This list is roughly in the order of Buffett's preference. So, there are four options that Buffett prefers over paying a dividend. And, while the Oracle of Omaha has indicated that he won't simply let cash build up indefinitely, the expanded buyback program makes a Berkshire Hathaway dividend even less likely than it's been.

Furthermore, dividends are tough to stop once they are started. There are few things that can cause a stock's price to plunge faster than a dividend cut, even when it's clearly in the best interest of the business. Buffett loves having the flexibility to deploy Berkshire's profits in the best possible way, which can vary over time, so he wants to maintain the freedom to use all of the company's profits in the most value-adding way possible. Adding a regular dividend would reduce the amount of deployable capital.

The bottom line on Warren Buffett and dividend stocks

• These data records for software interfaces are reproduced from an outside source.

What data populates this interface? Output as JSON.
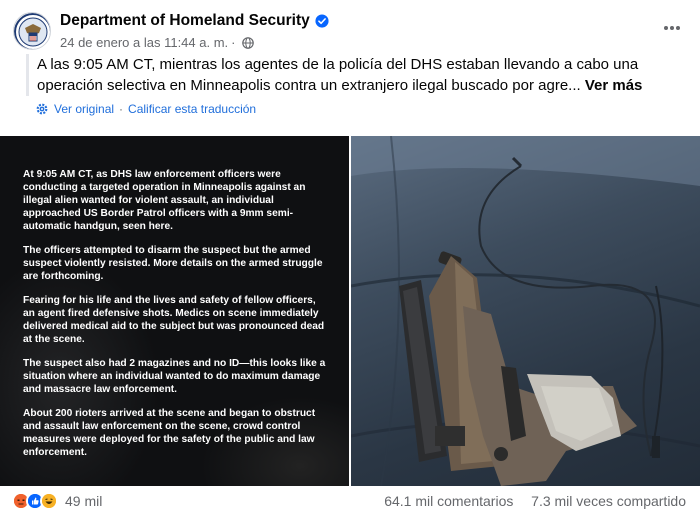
{
  "post": {
    "page_name": "Department of Homeland Security",
    "date": "24 de enero a las 11:44 a. m.",
    "date_separator": "·",
    "text": "A las 9:05 AM CT, mientras los agentes de la policía del DHS estaban llevando a cabo una operación selectiva en Minneapolis contra un extranjero ilegal buscado por agre...",
    "see_more": "Ver más",
    "see_original": "Ver original",
    "translate_dot": "·",
    "rate_translation": "Calificar esta traducción"
  },
  "image_statement": [
    "At 9:05 AM CT, as DHS law enforcement officers were conducting a targeted operation in Minneapolis against an illegal alien wanted for violent assault, an individual approached US Border Patrol officers with a 9mm semi-automatic handgun, seen here.",
    "The officers attempted to disarm the suspect but the armed suspect violently resisted. More details on the armed struggle are forthcoming.",
    "Fearing for his life and the lives and safety of fellow officers, an agent fired defensive shots. Medics on scene immediately delivered medical aid to the subject but was pronounced dead at the scene.",
    "The suspect also had 2 magazines and no ID—this looks like a situation where an individual wanted to do maximum damage and massacre law enforcement.",
    "About 200 rioters arrived at the scene and began to obstruct and assault law enforcement on the scene, crowd control measures were deployed for the safety of the public and law enforcement."
  ],
  "footer": {
    "reaction_count": "49 mil",
    "comments": "64.1 mil comentarios",
    "shares": "7.3 mil veces compartido"
  },
  "icons": {
    "verified": "verified-badge-icon",
    "privacy": "globe-icon",
    "translate": "gear-icon",
    "reactions": [
      "angry-icon",
      "like-icon",
      "haha-icon"
    ]
  },
  "colors": {
    "link": "#216fdb",
    "verified": "#0866ff",
    "secondary_text": "#65676b"
  }
}
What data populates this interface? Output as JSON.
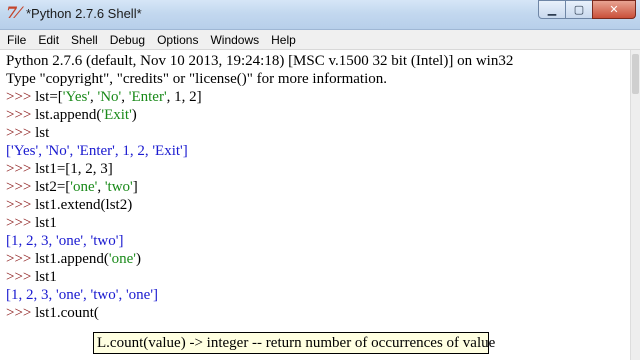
{
  "window": {
    "title": "*Python 2.7.6 Shell*",
    "icon": "idle-icon",
    "controls": {
      "minimize": "▁",
      "maximize": "▢",
      "close": "✕"
    }
  },
  "menu": [
    "File",
    "Edit",
    "Shell",
    "Debug",
    "Options",
    "Windows",
    "Help"
  ],
  "shell": {
    "banner_1": "Python 2.7.6 (default, Nov 10 2013, 19:24:18) [MSC v.1500 32 bit (Intel)] on win32",
    "banner_2": "Type \"copyright\", \"credits\" or \"license()\" for more information.",
    "prompt": ">>> ",
    "lines": {
      "l1": {
        "a": "lst=[",
        "s1": "'Yes'",
        "c1": ", ",
        "s2": "'No'",
        "c2": ", ",
        "s3": "'Enter'",
        "b": ", 1, 2]"
      },
      "l2": {
        "a": "lst.append(",
        "s1": "'Exit'",
        "b": ")"
      },
      "l3": "lst",
      "o1": "['Yes', 'No', 'Enter', 1, 2, 'Exit']",
      "l4": "lst1=[1, 2, 3]",
      "l5": {
        "a": "lst2=[",
        "s1": "'one'",
        "c1": ", ",
        "s2": "'two'",
        "b": "]"
      },
      "l6": "lst1.extend(lst2)",
      "l7": "lst1",
      "o2": "[1, 2, 3, 'one', 'two']",
      "l8": {
        "a": "lst1.append(",
        "s1": "'one'",
        "b": ")"
      },
      "l9": "lst1",
      "o3": "[1, 2, 3, 'one', 'two', 'one']",
      "l10": "lst1.count("
    }
  },
  "tooltip": "L.count(value) -> integer -- return number of occurrences of value",
  "colors": {
    "prompt": "#8b1a1a",
    "output": "#1a1ad0",
    "string": "#1a8a1a",
    "tooltip_bg": "#ffffe1"
  }
}
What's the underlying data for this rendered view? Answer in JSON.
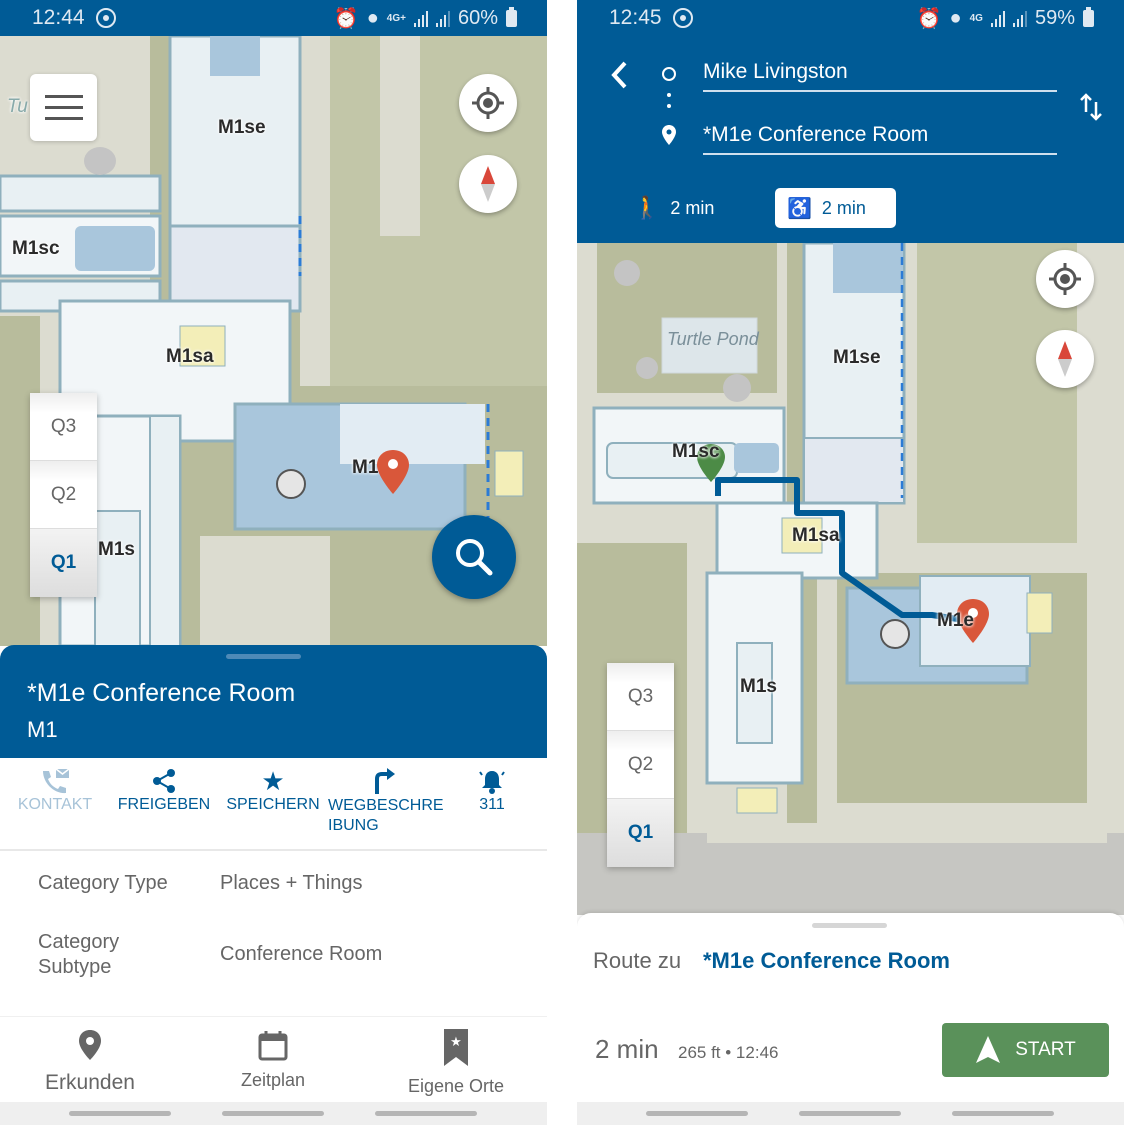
{
  "left_screen": {
    "status_bar": {
      "time": "12:44",
      "network": "4G+",
      "battery": "60%"
    },
    "map": {
      "menu_button": "menu",
      "building_labels": [
        "M1se",
        "M1sc",
        "M1sa",
        "M1e",
        "M1s"
      ],
      "partial_label": "Tu",
      "floors": [
        "Q3",
        "Q2",
        "Q1"
      ],
      "active_floor": "Q1"
    },
    "place": {
      "title": "*M1e Conference Room",
      "subtitle": "M1"
    },
    "actions": [
      {
        "label": "KONTAKT",
        "icon": "phone-mail-icon",
        "enabled": false
      },
      {
        "label": "FREIGEBEN",
        "icon": "share-icon",
        "enabled": true
      },
      {
        "label": "SPEICHERN",
        "icon": "star-icon",
        "enabled": true
      },
      {
        "label": "WEGBESCHRE IBUNG",
        "icon": "directions-icon",
        "enabled": true
      },
      {
        "label": "311",
        "icon": "bell-icon",
        "enabled": true
      }
    ],
    "details": [
      {
        "key": "Category Type",
        "value": "Places + Things"
      },
      {
        "key": "Category Subtype",
        "value": "Conference Room"
      }
    ],
    "bottom_nav": [
      {
        "label": "Erkunden",
        "icon": "place-pin-icon"
      },
      {
        "label": "Zeitplan",
        "icon": "calendar-icon"
      },
      {
        "label": "Eigene Orte",
        "icon": "bookmark-star-icon"
      }
    ]
  },
  "right_screen": {
    "status_bar": {
      "time": "12:45",
      "network": "4G",
      "battery": "59%"
    },
    "route_form": {
      "origin": "Mike Livingston",
      "destination": "*M1e Conference Room",
      "modes": [
        {
          "mode": "walk",
          "time": "2 min",
          "active": false
        },
        {
          "mode": "wheelchair",
          "time": "2 min",
          "active": true
        }
      ]
    },
    "map": {
      "pond_label": "Turtle Pond",
      "building_labels": [
        "M1se",
        "M1sc",
        "M1sa",
        "M1e",
        "M1s"
      ],
      "floors": [
        "Q3",
        "Q2",
        "Q1"
      ],
      "active_floor": "Q1"
    },
    "route_summary": {
      "prefix": "Route zu",
      "destination": "*M1e Conference Room",
      "duration": "2 min",
      "meta": "265 ft • 12:46",
      "start_label": "START"
    }
  },
  "colors": {
    "brand_blue": "#005b96",
    "marker_red": "#d9573a",
    "start_green": "#5a915a",
    "origin_green": "#4c8b46"
  }
}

To sum it up, Warren Buffett loves high-quality dividend stocks. They provide a predictable and increasing stream of income, which Berkshire Hathaway can then put to work however it sees fit. And, in many cases, Buffett views dividends as a responsible and shareholder-friendly way for companies to use some of their profits.

However, it's important to remember that Berkshire Hathaway isn't just any business. Because it has more realistic options when it comes to deploying capital than most companies do, Buffett doesn't think that paying a dividend instead of using one of Berkshire's other possible capital options is ever the smartest way to go.

More From The Motley Fool

Matthew Frankel, CFP owns shares of American Express, Apple, Bank of America, Berkshire Hathaway (B shares), and General Motors. The Motley Fool owns shares of and recommends Apple, Berkshire Hathaway (B shares), Delta Air Lines, Mastercard, Moody's, Southwest Airlines, and Visa. The Motley Fool is short shares of Procter & Gamble and VeriSign and has the following options: short October 2019 $82 calls on Restaurant Brands International, long January 2020 $150 calls on Apple, and short January 2020 $155 calls on Apple. The Motley Fool recommends Costco Wholesale and Verizon Communications. The Motley Fool has a disclosure policy.